ACTIVITY:
Across the records below, how many lines include the string "object"? Respond with the number only.

Data records for software interfaces:
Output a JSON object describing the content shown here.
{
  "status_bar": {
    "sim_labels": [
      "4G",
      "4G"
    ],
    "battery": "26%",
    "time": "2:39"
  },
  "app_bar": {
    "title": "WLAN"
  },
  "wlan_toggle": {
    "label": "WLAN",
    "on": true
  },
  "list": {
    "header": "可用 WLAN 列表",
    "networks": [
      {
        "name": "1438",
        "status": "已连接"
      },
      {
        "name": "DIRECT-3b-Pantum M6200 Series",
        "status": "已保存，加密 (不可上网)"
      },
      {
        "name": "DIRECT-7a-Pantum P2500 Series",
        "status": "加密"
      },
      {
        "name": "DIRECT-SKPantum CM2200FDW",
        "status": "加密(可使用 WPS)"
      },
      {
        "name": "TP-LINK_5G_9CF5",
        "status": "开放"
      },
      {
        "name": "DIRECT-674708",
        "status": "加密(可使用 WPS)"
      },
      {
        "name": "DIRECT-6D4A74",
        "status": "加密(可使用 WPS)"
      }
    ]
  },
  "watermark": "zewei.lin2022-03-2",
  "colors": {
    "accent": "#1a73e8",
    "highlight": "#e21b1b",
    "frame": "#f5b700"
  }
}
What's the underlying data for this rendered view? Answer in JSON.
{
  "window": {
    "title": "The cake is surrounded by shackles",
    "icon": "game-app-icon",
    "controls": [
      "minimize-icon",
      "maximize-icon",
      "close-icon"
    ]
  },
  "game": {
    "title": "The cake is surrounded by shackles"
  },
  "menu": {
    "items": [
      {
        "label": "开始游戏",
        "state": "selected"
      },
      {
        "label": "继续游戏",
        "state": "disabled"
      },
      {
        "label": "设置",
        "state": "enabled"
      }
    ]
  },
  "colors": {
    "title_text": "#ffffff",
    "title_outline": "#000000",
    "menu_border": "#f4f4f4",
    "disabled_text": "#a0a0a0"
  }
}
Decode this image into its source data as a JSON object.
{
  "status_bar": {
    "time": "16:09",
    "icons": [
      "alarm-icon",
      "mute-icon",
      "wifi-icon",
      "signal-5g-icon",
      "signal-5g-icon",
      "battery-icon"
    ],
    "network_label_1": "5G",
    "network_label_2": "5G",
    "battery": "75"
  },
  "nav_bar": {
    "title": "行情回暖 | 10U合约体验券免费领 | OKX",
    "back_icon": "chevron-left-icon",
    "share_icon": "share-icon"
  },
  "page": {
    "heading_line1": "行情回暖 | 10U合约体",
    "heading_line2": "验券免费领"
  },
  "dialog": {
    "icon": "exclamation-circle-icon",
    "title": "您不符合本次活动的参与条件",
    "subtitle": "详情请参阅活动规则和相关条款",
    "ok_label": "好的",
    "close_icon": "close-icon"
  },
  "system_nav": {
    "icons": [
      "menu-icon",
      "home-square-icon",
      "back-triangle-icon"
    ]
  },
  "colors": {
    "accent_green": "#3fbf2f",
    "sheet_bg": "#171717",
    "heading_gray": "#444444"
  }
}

RESULT OF THIS EXERCISE:
2